Directions ▸ Every entry that follows is to be set down exactly, with its pictures omitted.

===== Records supplied

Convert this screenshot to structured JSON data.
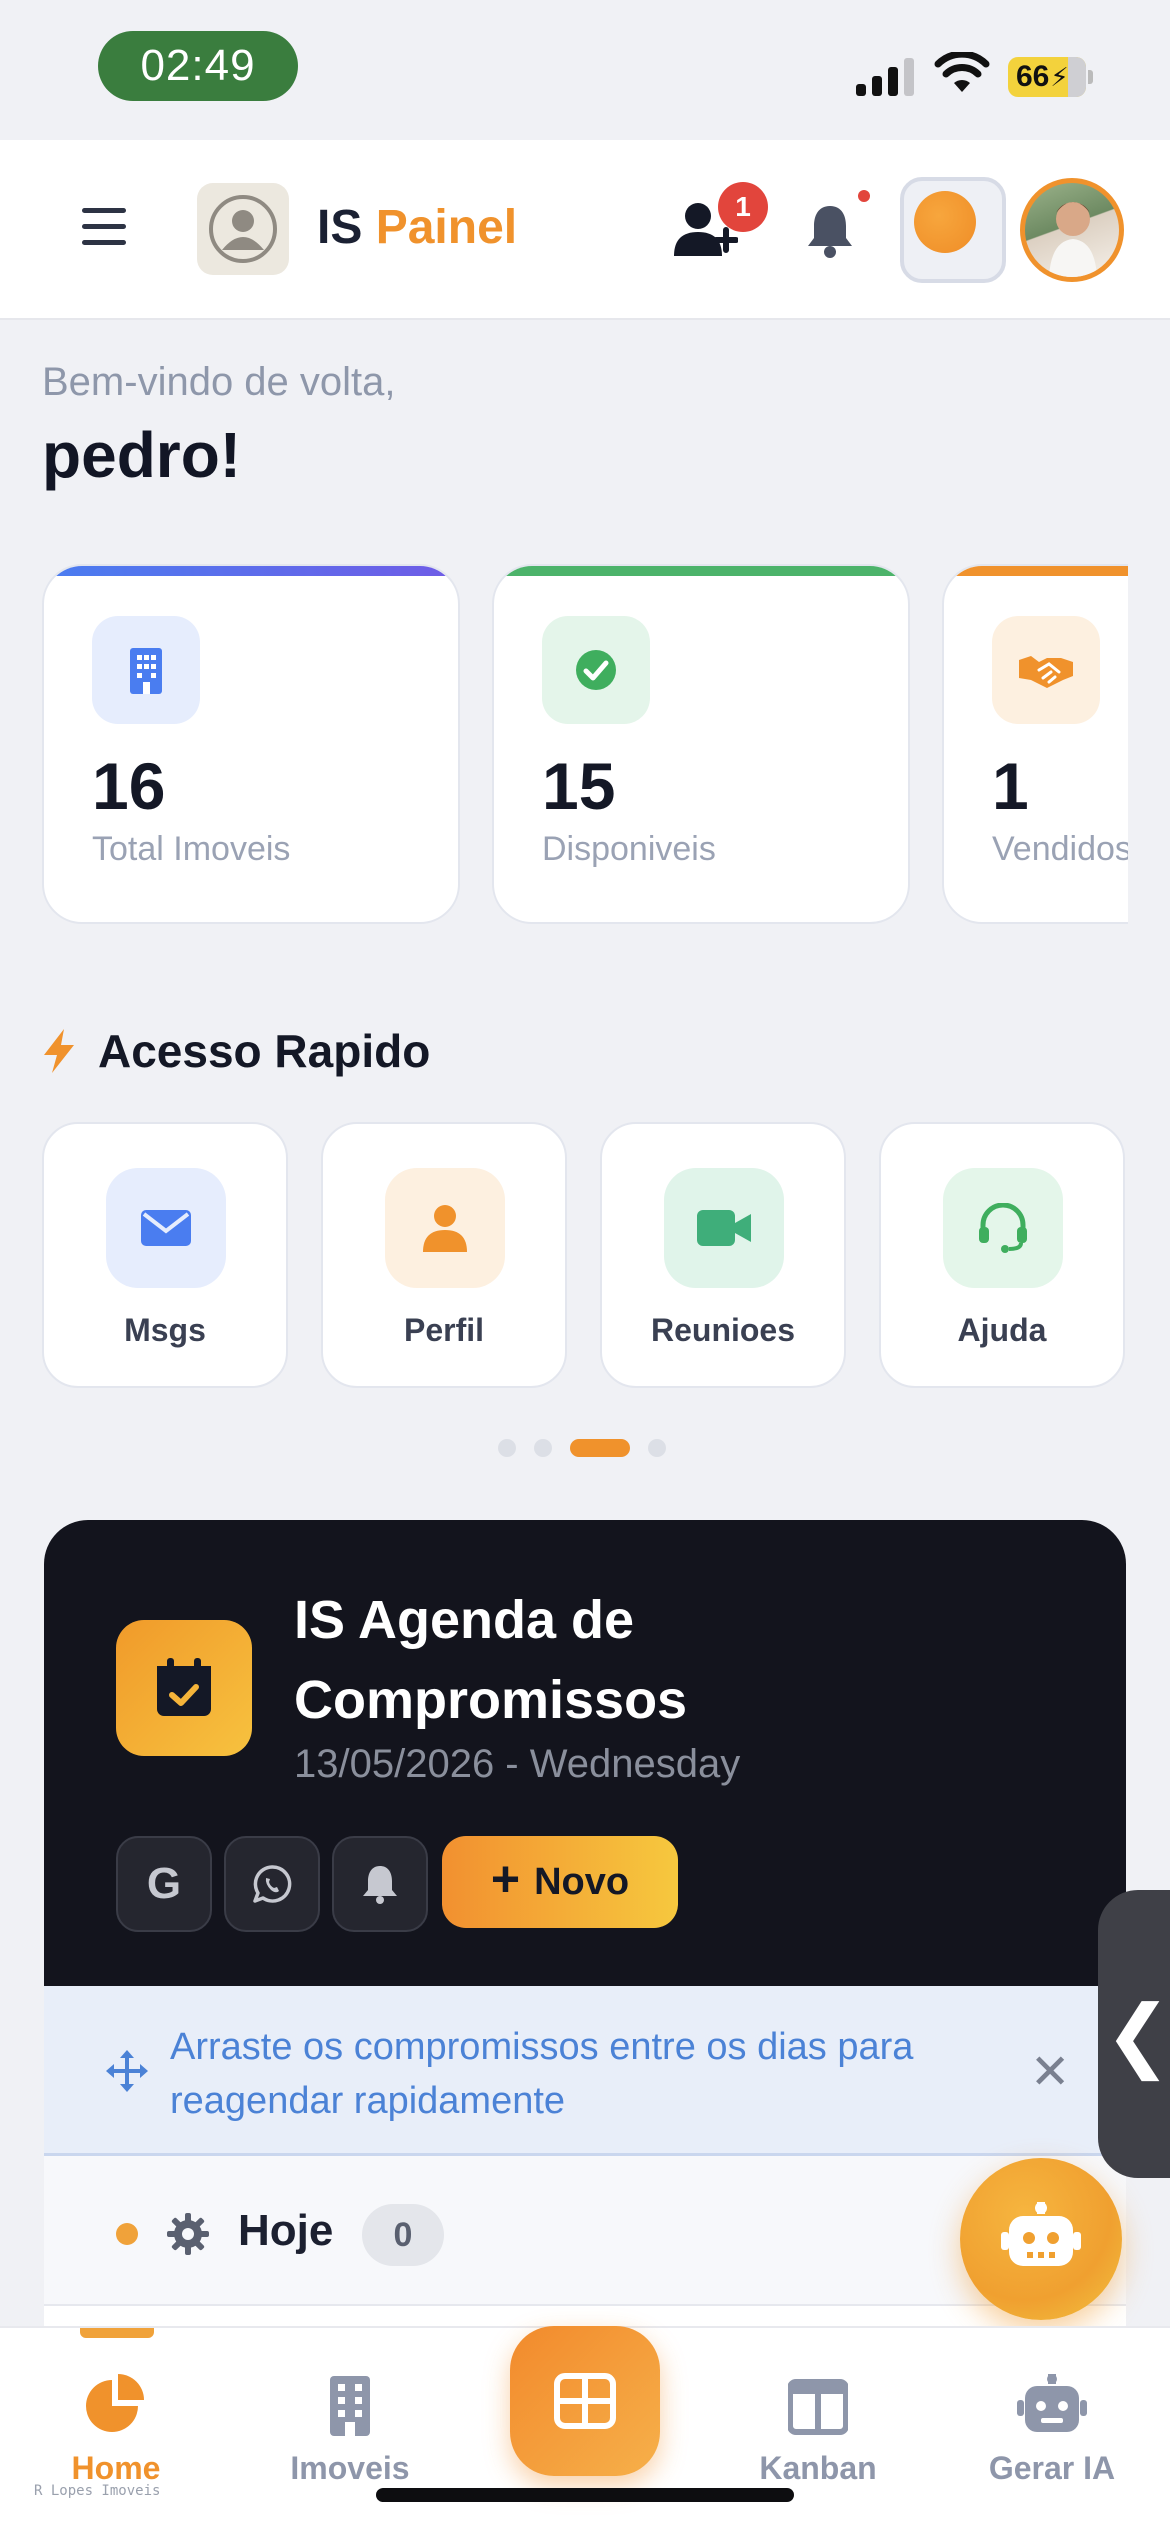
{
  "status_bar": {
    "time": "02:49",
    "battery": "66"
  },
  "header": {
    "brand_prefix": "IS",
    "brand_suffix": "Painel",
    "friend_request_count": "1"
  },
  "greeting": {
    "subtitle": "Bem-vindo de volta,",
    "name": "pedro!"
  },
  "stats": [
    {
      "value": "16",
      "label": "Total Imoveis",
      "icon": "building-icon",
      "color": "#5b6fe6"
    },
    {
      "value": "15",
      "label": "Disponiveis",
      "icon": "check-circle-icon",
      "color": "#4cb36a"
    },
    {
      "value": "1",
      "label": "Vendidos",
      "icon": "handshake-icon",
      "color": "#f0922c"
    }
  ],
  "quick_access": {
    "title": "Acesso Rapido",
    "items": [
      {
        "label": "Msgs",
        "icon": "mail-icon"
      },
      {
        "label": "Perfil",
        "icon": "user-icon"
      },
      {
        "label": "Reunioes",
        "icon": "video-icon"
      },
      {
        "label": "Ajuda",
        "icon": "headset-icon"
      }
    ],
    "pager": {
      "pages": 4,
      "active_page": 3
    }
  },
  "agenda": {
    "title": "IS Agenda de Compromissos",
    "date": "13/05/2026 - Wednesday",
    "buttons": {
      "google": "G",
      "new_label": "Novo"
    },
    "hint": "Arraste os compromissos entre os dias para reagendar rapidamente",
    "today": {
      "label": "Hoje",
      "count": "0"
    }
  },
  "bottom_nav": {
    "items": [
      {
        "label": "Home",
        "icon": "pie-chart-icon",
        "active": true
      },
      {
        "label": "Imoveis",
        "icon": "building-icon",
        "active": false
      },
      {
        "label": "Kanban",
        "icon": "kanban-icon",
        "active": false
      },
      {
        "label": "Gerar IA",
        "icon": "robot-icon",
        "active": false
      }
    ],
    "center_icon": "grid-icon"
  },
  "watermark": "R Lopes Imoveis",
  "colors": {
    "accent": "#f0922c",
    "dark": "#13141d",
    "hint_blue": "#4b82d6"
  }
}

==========

Task response ▸
Convert this screenshot to structured JSON data.
{
  "status_bar": {
    "time": "02:49",
    "battery": "66"
  },
  "header": {
    "brand_prefix": "IS",
    "brand_suffix": "Painel",
    "friend_request_count": "1"
  },
  "greeting": {
    "subtitle": "Bem-vindo de volta,",
    "name": "pedro!"
  },
  "stats": [
    {
      "value": "16",
      "label": "Total Imoveis",
      "icon": "building-icon",
      "color": "#5b6fe6"
    },
    {
      "value": "15",
      "label": "Disponiveis",
      "icon": "check-circle-icon",
      "color": "#4cb36a"
    },
    {
      "value": "1",
      "label": "Vendidos",
      "icon": "handshake-icon",
      "color": "#f0922c"
    }
  ],
  "quick_access": {
    "title": "Acesso Rapido",
    "items": [
      {
        "label": "Msgs",
        "icon": "mail-icon"
      },
      {
        "label": "Perfil",
        "icon": "user-icon"
      },
      {
        "label": "Reunioes",
        "icon": "video-icon"
      },
      {
        "label": "Ajuda",
        "icon": "headset-icon"
      }
    ],
    "pager": {
      "pages": 4,
      "active_page": 3
    }
  },
  "agenda": {
    "title": "IS Agenda de Compromissos",
    "date": "13/05/2026 - Wednesday",
    "buttons": {
      "google": "G",
      "new_label": "Novo"
    },
    "hint": "Arraste os compromissos entre os dias para reagendar rapidamente",
    "today": {
      "label": "Hoje",
      "count": "0"
    }
  },
  "bottom_nav": {
    "items": [
      {
        "label": "Home",
        "icon": "pie-chart-icon",
        "active": true
      },
      {
        "label": "Imoveis",
        "icon": "building-icon",
        "active": false
      },
      {
        "label": "Kanban",
        "icon": "kanban-icon",
        "active": false
      },
      {
        "label": "Gerar IA",
        "icon": "robot-icon",
        "active": false
      }
    ],
    "center_icon": "grid-icon"
  },
  "watermark": "R Lopes Imoveis",
  "colors": {
    "accent": "#f0922c",
    "dark": "#13141d",
    "hint_blue": "#4b82d6"
  }
}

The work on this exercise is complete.